‘All Agree That They Are Exempt’
(Kesubbos 35a)

Question: If Abraham was commanded to circumcise his descendants on the eighth day, why do Arabs – who claim to descend from Abraham through Yishmael – wait until their children are 13 to circumcise them? I am aware that this is a matter of little consequence to our people. Nevertheless, this inconsistency is one that piques my curiosity.

M. Goldman
(Via E-mail)

Why would the exemption of women from donating the half shekel exempt them from davening Musaf?

This concept should be very relevant to us as we, too, should be happy beyond description.

More Articles from Rabbi Ben Tzion Shafier
The-Shmuz

This concept should be very relevant to us as we, too, should be happy beyond description.

The-Shmuz

The avodah (service) of the kohen gadol is vital and highly sensitive; the world’s very existence depends on it.

While it may appear that man is in charge, Hashem orchestrates every activity on the planet

Hashem placed this world at man’s disposal. In a real sense, man is the steward of Creation.

He is fully aware that who he will be for eternity is in his hands.

How can the Da’as Zekeinim say this was Hashem’s plan to allow them to become the Torah Nation? We know it was actually a punishment.

How is it possible that the clothing was more valuable to them than gold or silver?

It is exactly like that of an animal, with all of the passions and desires necessary to drive man though his daily existence.

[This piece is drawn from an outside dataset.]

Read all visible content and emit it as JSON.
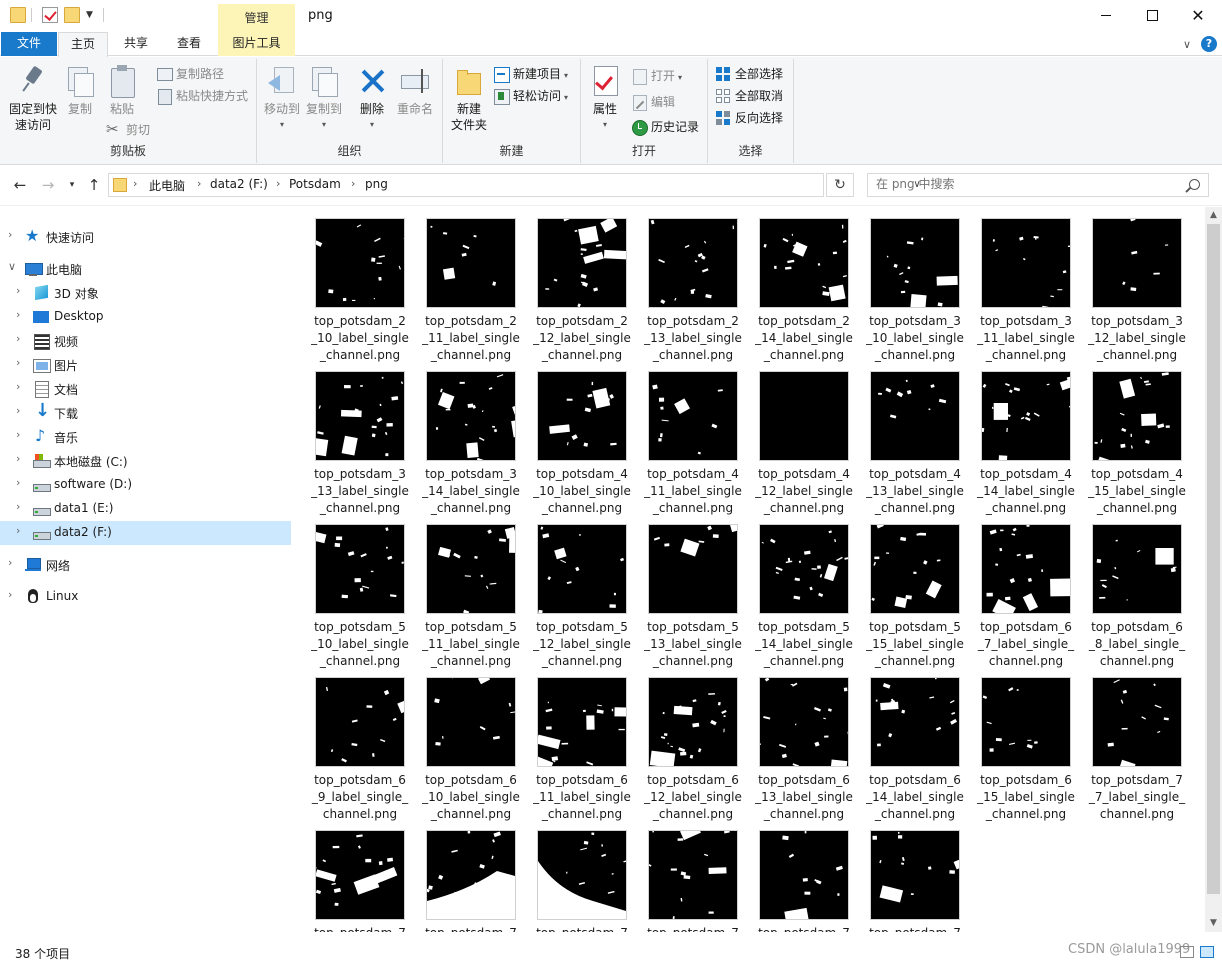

Printed from: http://www.jewishpress.com/judaism/parsha/teshuvah-is-easy-change-is-difficult/2013/09/12/

Scan this QR code to visit this page online: